It’s not surprising, but the last few weeks have revealed a new insurance attack occurring all across the US. It’s not surprising because this happened a decade ago with Medicine, and even farther back in Pharmacy and Vision. Over the last few years we’ve seen Delta Dental instituting a unilateral lowering of reimbursement and moving Premier coverage out of the picture while reinstating it with a watered-down PPO platform. This is nothing new. Well, welcome now to 2018 and a whole different level of insurance tricks and stalling tactics.
It looks something like this: “Your appeal for the buildups and crowns for Numbers 19 and 20 are denied based on the radiograph and narrative provided there appears to be no missing cusps and adequate tooth structure remaining. According to our guidelines, a crown and buildup can only be allowed when the tooth is extensively decayed and/or has a complete cusp fracture. Therefore, our initial denial is being upheld.”
From this point on, the insurance company is only going to cover a filling (probably an Amalgam filling), and has made you look like a crook in the eyes of your patients. You are also burdened with the lost cost of having done the crown and a patient that is going to go on social media and bad-mouth you and your office. 2018 is ringing in a new age of insurance skullduggery. They have decided that they are OK with an adversarial relationship with “providers” (aka hard-working dentists) and this puts you on a slippery slope. Here is what you can expect:
1. Arbitrary reimbursement while lowering your fees.
2. Coding protocol and audit focus where insurance companies look at a coding statistic and then eliminate all of the doctors from being in network that go over these artificial numbers. Example: They might decide that any doctor doing over 40 crowns a month with them should no longer be contracted with as an in-network provider. It has already happened with some of our clients.

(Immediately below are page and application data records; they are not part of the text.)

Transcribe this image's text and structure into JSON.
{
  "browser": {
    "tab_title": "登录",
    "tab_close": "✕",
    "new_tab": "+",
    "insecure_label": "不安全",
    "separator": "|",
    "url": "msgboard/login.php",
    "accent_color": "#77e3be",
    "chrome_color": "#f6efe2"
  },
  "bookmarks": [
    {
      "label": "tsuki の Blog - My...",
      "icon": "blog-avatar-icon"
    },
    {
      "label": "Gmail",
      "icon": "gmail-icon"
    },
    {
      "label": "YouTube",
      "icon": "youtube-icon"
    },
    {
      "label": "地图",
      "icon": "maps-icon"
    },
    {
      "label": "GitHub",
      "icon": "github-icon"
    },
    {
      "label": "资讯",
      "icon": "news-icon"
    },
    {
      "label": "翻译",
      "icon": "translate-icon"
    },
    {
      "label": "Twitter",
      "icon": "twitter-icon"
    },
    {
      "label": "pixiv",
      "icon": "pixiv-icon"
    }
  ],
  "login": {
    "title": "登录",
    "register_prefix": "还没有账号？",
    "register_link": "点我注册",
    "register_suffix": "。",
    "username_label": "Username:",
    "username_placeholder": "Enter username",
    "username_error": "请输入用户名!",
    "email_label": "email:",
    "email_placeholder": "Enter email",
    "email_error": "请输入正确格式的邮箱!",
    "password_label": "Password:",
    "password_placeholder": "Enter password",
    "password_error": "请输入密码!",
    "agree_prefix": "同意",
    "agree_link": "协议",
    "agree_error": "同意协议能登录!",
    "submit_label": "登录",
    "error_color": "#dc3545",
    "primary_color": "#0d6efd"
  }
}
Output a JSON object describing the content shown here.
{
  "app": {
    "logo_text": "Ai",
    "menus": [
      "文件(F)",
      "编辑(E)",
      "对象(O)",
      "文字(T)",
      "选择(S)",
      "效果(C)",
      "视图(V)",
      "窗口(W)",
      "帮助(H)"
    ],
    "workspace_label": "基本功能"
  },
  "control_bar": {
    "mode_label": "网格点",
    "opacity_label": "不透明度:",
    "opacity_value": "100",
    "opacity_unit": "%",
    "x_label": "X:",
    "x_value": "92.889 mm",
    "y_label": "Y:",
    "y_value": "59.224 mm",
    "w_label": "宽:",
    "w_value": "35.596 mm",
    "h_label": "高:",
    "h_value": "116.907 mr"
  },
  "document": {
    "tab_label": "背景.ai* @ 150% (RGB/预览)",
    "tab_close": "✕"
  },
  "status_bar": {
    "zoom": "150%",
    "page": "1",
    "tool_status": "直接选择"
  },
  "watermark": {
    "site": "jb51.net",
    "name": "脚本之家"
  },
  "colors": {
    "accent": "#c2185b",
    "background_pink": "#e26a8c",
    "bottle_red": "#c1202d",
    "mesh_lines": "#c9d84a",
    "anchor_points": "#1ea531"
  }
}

3. Automatic denial of specific procedures: An example would be the crowns referenced at the beginning of this article. They know that a majority of dentists just don’t run their offices like a business, fail to stay adequately informed on the details of the various insurances they accept, and will not challenge them to overturn their decision.
4. Downgrading every treatment to a lower reimbursement level.
5. Postponement of payment and a drawn out back and forth settlement process.
So, what should we do? It is a game that each of us needs to learn and learn quickly. Here is what I have always done and I just don’t get the denials I am seeing in some of our client’s offices. It takes time, systems, and protocols, but you are rewarded in higher, timelier reimbursements and fewer denials.
• We always take pre-op x-rays, and photos of teeth showing the extent of decay, lack of tooth structure, and fractures.
• I always use Charles Blair’s excellent book Coding with Confidence. The trick here is that you need the current coding book for 2018. Then simply use the descriptions of any particular procedure that Dr. Blair uses in his book. From both a medical/legal standpoint, these descriptions for each code in his book are perfect. They leave no room for any grey area. I am also seeing an increase in reimbursement by using the correct code instead of just any code for that procedure. His book makes this simple.
• I seldom, if ever, file a pretreatment estimate ahead of doing the work. The insurance companies know that by delaying their response over 50% of your patients will not follow through with treatment.
• On the day of the prep or procedure, I always remove all of the old filling and any decay (or leave it if it looks horrible) or broken/cracked cusps, prior to doing the prep and take a PA and a photo or two. This always accompanies our insurance submission with no explanation other than it is of that particular tooth. Keep in mind that the reviewer is looking at thousands of submissions in which few go to the effort of supplying any further data. What I find is that seldom are we ever questioned as to the need for the crown. It is obvious to even a washed up old dentist who they have contracted with to just rubber stamp “NO” on any insurance submission you make.
• I always take photos of post-op procedure and of course a finished seated PA of the particular tooth.
I am hopeful that this topic stirs a friendly exchange of ideas between our readers. Please feel free to email me with your suggestions or protocols that have worked in your office. This is how you Summit.
Michael Abernathy, DDS
PS. As you probably know, the tax laws changed recently. Most people agree that the new law has not simplified things, but has actually further complicated things. Retired dentist Doug Carlsen has been helping doctors with financial matters for many years. I find his insight and advice to be helpful and understandable. You might consider getting on his email list. Below is a link to his latest video (8 minutes) and links to the two articles he makes reference to. (MG)